The Great Barrier Reef in recent years "lost" two times. The Great Barrier Reef, located at the Australian coast for the last 27 years has undergone major changes and has lost about half of the coral. Experts have analyzed more than two thousand scientific articles published in the past almost 30 years, and found that the damage is directly linked to climate change, writes The Los Angeles Times.
The reasons for what is happening scientists call the damage done by storms and hurricanes, which from year to year are enhanced due to the increase in average temperature of water in the ocean, coral loss of their natural color (again due to warming) and the effects of poisonous sea stars (crown of thorns ) feeding on coral polyps. Affects the situation and increase the acidity of the ocean, has a deleterious effect on the reef, more and more, according to the scientists, reminiscent of the isolated island reef.
The greatest damage to the Great Barrier Reef suffered in the last 14 — 15 years. From 1985 to 2012, killing more than 50% of coral polyps. In addition, the report says, the threat hangs over not only by the reef. The disappearance of coral changes the chemical composition of ocean water, flow direction, and leads to the death of many species of fish found in the area of the reef, reports Gulfnews.
If measures to save the Great Barrier Reef does not begin to take now, an area in ten years has reduced by half, making weather experts. The emphasis they offer to do on controlling population of sea stars. This option is most suitable among others, as the deal with hurricanes and warming much more difficult, if not impossible.

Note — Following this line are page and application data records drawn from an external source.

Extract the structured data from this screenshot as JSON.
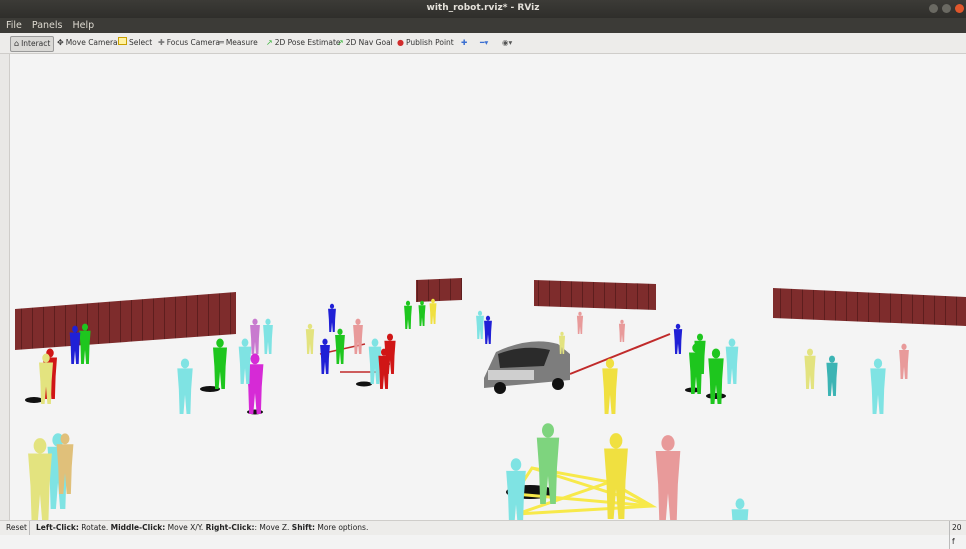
{
  "window": {
    "title": "with_robot.rviz* - RViz"
  },
  "menu": [
    "File",
    "Panels",
    "Help"
  ],
  "toolbar": {
    "interact": "Interact",
    "move_camera": "Move Camera",
    "select": "Select",
    "focus_camera": "Focus Camera",
    "measure": "Measure",
    "pose_estimate": "2D Pose Estimate",
    "nav_goal": "2D Nav Goal",
    "publish_point": "Publish Point"
  },
  "status": {
    "reset": "Reset",
    "hint_parts": [
      {
        "b": "Left-Click:",
        "t": " Rotate. "
      },
      {
        "b": "Middle-Click:",
        "t": " Move X/Y. "
      },
      {
        "b": "Right-Click:",
        "t": ": Move Z. "
      },
      {
        "b": "Shift:",
        "t": " More options."
      }
    ],
    "fps": "20 f"
  },
  "colors": {
    "wall": "#7a2a2a",
    "ground": "#f4f4f4",
    "selection_lines": "#f7e94a",
    "groups": "#c02a2a"
  },
  "people": [
    {
      "c": "#7fe3e3"
    },
    {
      "c": "#e3e37f"
    },
    {
      "c": "#e0c07a"
    },
    {
      "c": "#1ec61e"
    },
    {
      "c": "#2020d6"
    },
    {
      "c": "#d01616"
    },
    {
      "c": "#e3e37f"
    },
    {
      "c": "#7fe3e3"
    },
    {
      "c": "#d62ad6"
    },
    {
      "c": "#1ec61e"
    },
    {
      "c": "#7fe3e3"
    },
    {
      "c": "#c87acf"
    },
    {
      "c": "#d01616"
    },
    {
      "c": "#7fe3e3"
    },
    {
      "c": "#2020d6"
    },
    {
      "c": "#1ec61e"
    },
    {
      "c": "#e89a9a"
    },
    {
      "c": "#e3e37f"
    },
    {
      "c": "#7fe3e3"
    },
    {
      "c": "#2020d6"
    },
    {
      "c": "#1ec61e"
    },
    {
      "c": "#f0e040"
    },
    {
      "c": "#1ec61e"
    },
    {
      "c": "#7fe3e3"
    },
    {
      "c": "#2020d6"
    },
    {
      "c": "#e89a9a"
    },
    {
      "c": "#f0e040"
    },
    {
      "c": "#7fe3e3"
    },
    {
      "c": "#3cb4b4"
    },
    {
      "c": "#e3e37f"
    },
    {
      "c": "#e89a9a"
    },
    {
      "c": "#7ed47e"
    },
    {
      "c": "#f0e040"
    },
    {
      "c": "#1ec61e"
    },
    {
      "c": "#1ec61e"
    },
    {
      "c": "#e89a9a"
    },
    {
      "c": "#7fe3e3"
    },
    {
      "c": "#d01616"
    },
    {
      "c": "#7fe3e3"
    },
    {
      "c": "#1ec61e"
    },
    {
      "c": "#2020d6"
    },
    {
      "c": "#e3e37f"
    },
    {
      "c": "#e89a9a"
    },
    {
      "c": "#7fe3e3"
    }
  ]
}
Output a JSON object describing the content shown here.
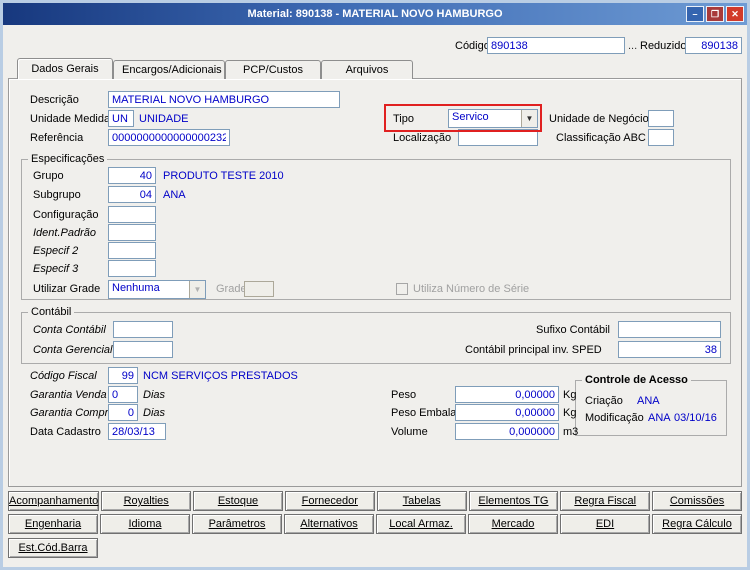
{
  "window": {
    "title": "Material: 890138 - MATERIAL NOVO HAMBURGO",
    "controls": {
      "minimize": "–",
      "maximize": "❐",
      "close": "✕"
    }
  },
  "header": {
    "codigo_label": "Código",
    "codigo_value": "890138",
    "browse_label": "...",
    "reduzido_label": "Reduzido",
    "reduzido_value": "890138"
  },
  "tabs": [
    {
      "label": "Dados Gerais"
    },
    {
      "label": "Encargos/Adicionais"
    },
    {
      "label": "PCP/Custos"
    },
    {
      "label": "Arquivos"
    }
  ],
  "general": {
    "descricao_label": "Descrição",
    "descricao_value": "MATERIAL NOVO HAMBURGO",
    "unidade_medida_label": "Unidade Medida",
    "unidade_medida_code": "UN",
    "unidade_medida_desc": "UNIDADE",
    "tipo_label": "Tipo",
    "tipo_value": "Servico",
    "unidade_negocio_label": "Unidade de Negócio",
    "referencia_label": "Referência",
    "referencia_value": "0000000000000000232",
    "localizacao_label": "Localização",
    "classificacao_abc_label": "Classificação ABC"
  },
  "especificacoes": {
    "legend": "Especificações",
    "grupo_label": "Grupo",
    "grupo_code": "40",
    "grupo_desc": "PRODUTO TESTE 2010",
    "subgrupo_label": "Subgrupo",
    "subgrupo_code": "04",
    "subgrupo_desc": "ANA",
    "configuracao_label": "Configuração",
    "ident_padrao_label": "Ident.Padrão",
    "especif2_label": "Especif 2",
    "especif3_label": "Especif 3",
    "utilizar_grade_label": "Utilizar Grade",
    "utilizar_grade_value": "Nenhuma",
    "grade_label": "Grade",
    "utiliza_numero_serie_label": "Utiliza Número de Série"
  },
  "contabil": {
    "legend": "Contábil",
    "conta_contabil_label": "Conta Contábil",
    "conta_gerencial_label": "Conta Gerencial",
    "sufixo_contabil_label": "Sufixo Contábil",
    "sped_label": "Contábil principal inv. SPED",
    "sped_value": "38"
  },
  "fiscal": {
    "codigo_fiscal_label": "Código Fiscal",
    "codigo_fiscal_code": "99",
    "codigo_fiscal_desc": "NCM SERVIÇOS PRESTADOS",
    "garantia_venda_label": "Garantia Venda",
    "garantia_venda_value": "0",
    "garantia_venda_unit": "Dias",
    "garantia_compra_label": "Garantia Compra",
    "garantia_compra_value": "0",
    "garantia_compra_unit": "Dias",
    "data_cadastro_label": "Data Cadastro",
    "data_cadastro_value": "28/03/13"
  },
  "medidas": {
    "peso_label": "Peso",
    "peso_value": "0,00000",
    "peso_unit": "Kg",
    "peso_embalagem_label": "Peso Embalagem",
    "peso_embalagem_value": "0,00000",
    "peso_embalagem_unit": "Kg",
    "volume_label": "Volume",
    "volume_value": "0,000000",
    "volume_unit": "m3"
  },
  "controle_acesso": {
    "legend": "Controle de Acesso",
    "criacao_label": "Criação",
    "criacao_value": "ANA",
    "modificacao_label": "Modificação",
    "modificacao_value": "ANA",
    "modificacao_date": "03/10/16"
  },
  "buttons": {
    "row1": [
      "Acompanhamento",
      "Royalties",
      "Estoque",
      "Fornecedor",
      "Tabelas",
      "Elementos TG",
      "Regra Fiscal",
      "Comissões"
    ],
    "row2": [
      "Engenharia",
      "Idioma",
      "Parâmetros",
      "Alternativos",
      "Local Armaz.",
      "Mercado",
      "EDI",
      "Regra Cálculo"
    ],
    "row3": [
      "Est.Cód.Barra"
    ]
  },
  "colors": {
    "value_text": "#0000C8",
    "highlight_border": "#E02020",
    "titlebar_blue": "#3E6BB4"
  }
}
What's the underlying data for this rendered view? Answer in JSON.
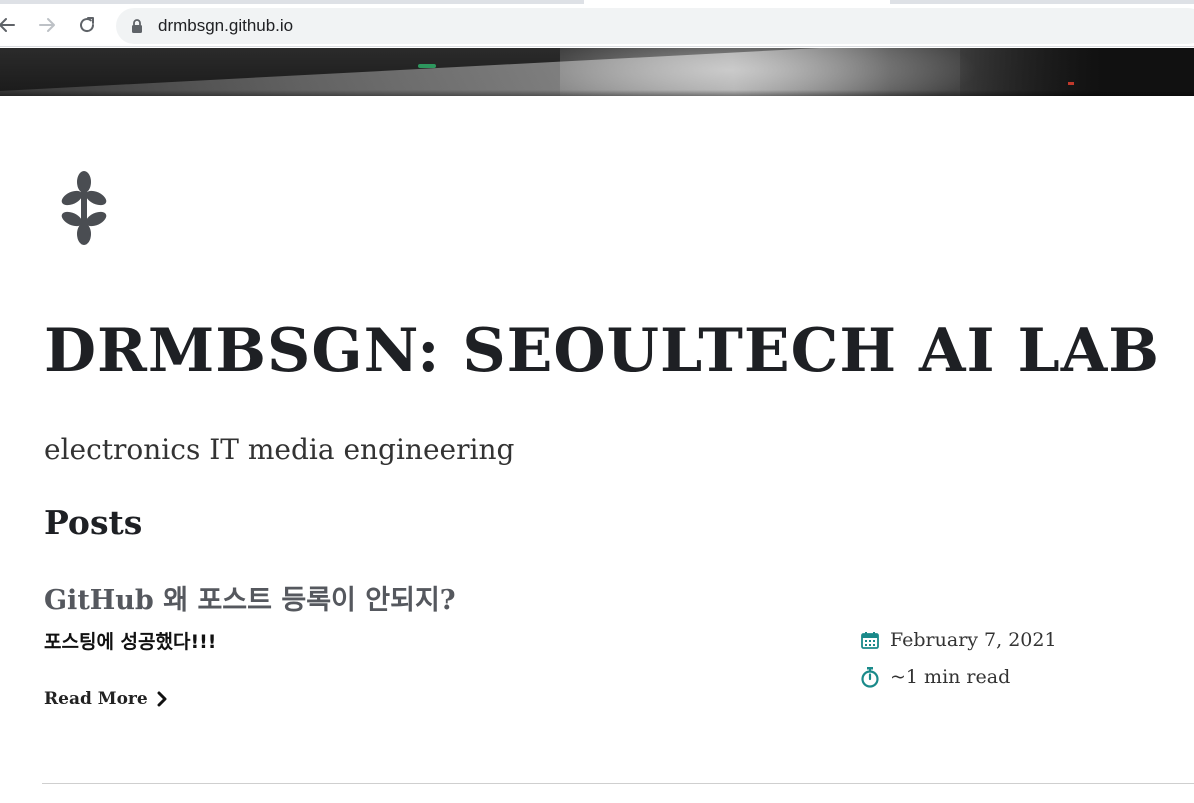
{
  "browser": {
    "url": "drmbsgn.github.io"
  },
  "site": {
    "title": "DRMBSGN: SEOULTECH AI LAB",
    "subtitle": "electronics IT media engineering",
    "posts_heading": "Posts"
  },
  "post": {
    "title": "GitHub 왜 포스트 등록이 안되지?",
    "excerpt": "포스팅에 성공했다!!!",
    "read_more": "Read More",
    "date": "February 7, 2021",
    "read_time": "~1 min read"
  },
  "colors": {
    "accent_teal": "#1a8a8a",
    "title": "#1e2024",
    "post_title": "#55585e"
  },
  "icons": {
    "back": "arrow-left-icon",
    "forward": "arrow-right-icon",
    "reload": "reload-icon",
    "lock": "lock-icon",
    "logo": "quatrefoil-logo-icon",
    "calendar": "calendar-icon",
    "stopwatch": "stopwatch-icon",
    "chevron": "chevron-right-icon"
  }
}
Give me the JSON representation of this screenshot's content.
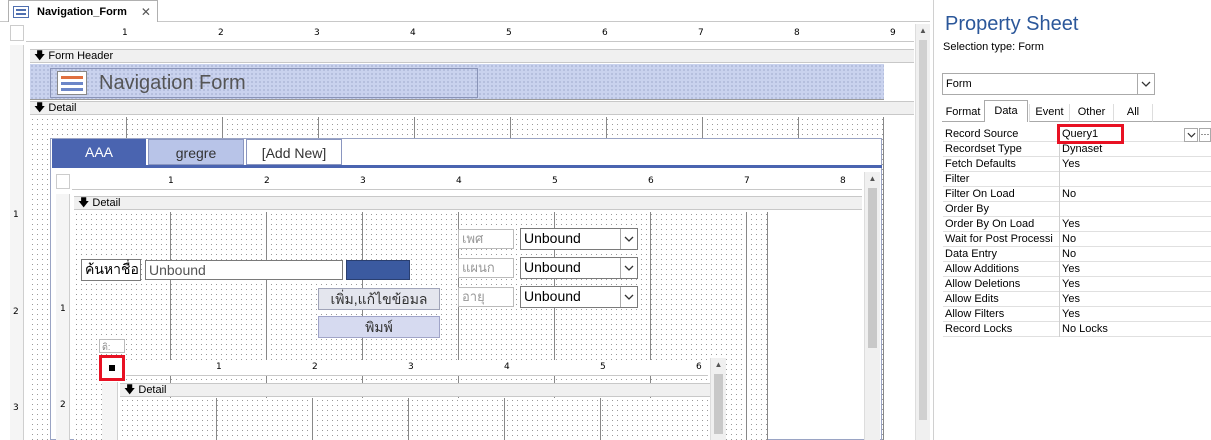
{
  "tab": {
    "title": "Navigation_Form",
    "close": "✕"
  },
  "form_header": {
    "section_label": "Form Header",
    "title": "Navigation Form"
  },
  "detail": {
    "section_label": "Detail"
  },
  "nav_tabs": [
    {
      "label": "AAA",
      "active": true
    },
    {
      "label": "gregre",
      "active": false
    },
    {
      "label": "[Add New]",
      "active": false
    }
  ],
  "subform": {
    "section_label": "Detail",
    "search_label": "ค้นหาชื่อ",
    "search_value": "Unbound",
    "edit_button": "เพิ่ม,แก้ไขข้อมล",
    "print_button": "พิมพ์",
    "combo_labels": [
      "เพศ",
      "แผนก",
      "อายุ"
    ],
    "combo_values": [
      "Unbound",
      "Unbound",
      "Unbound"
    ],
    "small_label": "ติ:"
  },
  "inner_subform": {
    "section_label": "Detail"
  },
  "outer_ruler": [
    "1",
    "2",
    "3",
    "4",
    "5",
    "6",
    "7",
    "8",
    "9"
  ],
  "sub_ruler": [
    "1",
    "2",
    "3",
    "4",
    "5",
    "6",
    "7",
    "8"
  ],
  "inner_ruler": [
    "1",
    "2",
    "3",
    "4",
    "5",
    "6"
  ],
  "left_ruler": [
    "1",
    "2",
    "3"
  ],
  "property_sheet": {
    "title": "Property Sheet",
    "selection_type": "Selection type:  Form",
    "selected_object": "Form",
    "tabs": [
      "Format",
      "Data",
      "Event",
      "Other",
      "All"
    ],
    "active_tab": "Data",
    "rows": [
      {
        "name": "Record Source",
        "value": "Query1"
      },
      {
        "name": "Recordset Type",
        "value": "Dynaset"
      },
      {
        "name": "Fetch Defaults",
        "value": "Yes"
      },
      {
        "name": "Filter",
        "value": ""
      },
      {
        "name": "Filter On Load",
        "value": "No"
      },
      {
        "name": "Order By",
        "value": ""
      },
      {
        "name": "Order By On Load",
        "value": "Yes"
      },
      {
        "name": "Wait for Post Processi",
        "value": "No"
      },
      {
        "name": "Data Entry",
        "value": "No"
      },
      {
        "name": "Allow Additions",
        "value": "Yes"
      },
      {
        "name": "Allow Deletions",
        "value": "Yes"
      },
      {
        "name": "Allow Edits",
        "value": "Yes"
      },
      {
        "name": "Allow Filters",
        "value": "Yes"
      },
      {
        "name": "Record Locks",
        "value": "No Locks"
      }
    ]
  },
  "colors": {
    "nav_active": "#4a64b0",
    "nav_inactive": "#b8c4e8",
    "highlight": "#e81123",
    "header_band": "#c9d2ee"
  }
}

Meanwhile, the international environmental organization Greenpeace launched in Australia a project called "Save the reef." The main criticism of environmentalists became an Australian coal industry, which, according to their claims, directly affects the deterioration of the situation, as the coal is on the coast in the vicinity of the reef. The campaign was shot animated movie telling about the scale of the threat.